Castleman’s disease is a disorder that affects the lymph nodes of the body. It is characterized by an overgrowth of lymphatic cells. In most cases, the disease is characterized by a single, solid growth within lymphatic tissue in the chest, stomach, or neck. Growths may also occur in other lymphatic tissue throughout the body. Unicentric Castleman’s disease is confined to one lymph node, whereas multicentric Castleman’s disease involves multiple lymph nodes and is considered to be much more serious, even life-threatening.
Symptoms of Castleman’s disease includes an enlarged lymph node, a feeling of fullness in the abdomen, low-grade fever, fatigue, unexplained weight loss, anemia, nausea or vomiting and night sweats.

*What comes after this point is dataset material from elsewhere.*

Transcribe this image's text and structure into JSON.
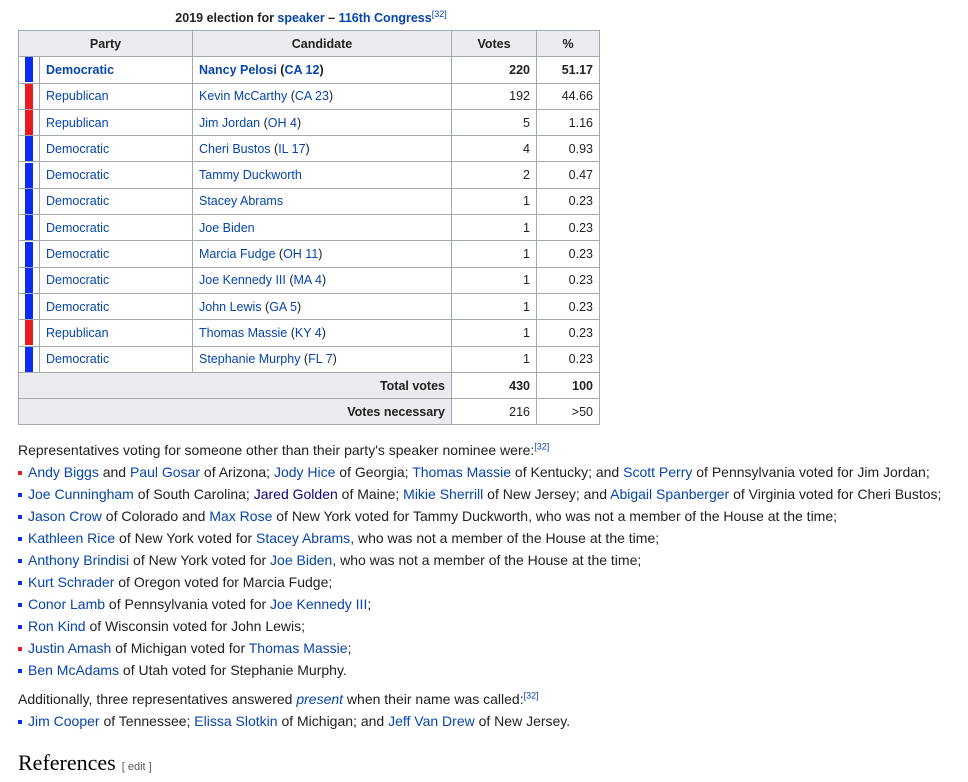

A diagnosis of Castleman’s disease is confirmed through a tissue biopsy. This is necessary to differentiate Castleman’s disease from lymphoma (blood cancer). Castleman’s disease can occur in anyone, male or female, adults and children. The average age of onset is in the thirties and forties.
The treatment of Castleman's disease is directed toward the specific symptoms that are apparent in each individual. Surgical removal (excision) of the growth is the preferred treatment in most cases of localized Castleman's disease. In some cases, ionizing radiation (radiotherapy) has proven effective. Corticosteriods have been used to treat specific symptoms that may be associated with certain types of this disorder.
For more information, read an educational article on the lymphatic system entitled Lymphatic System.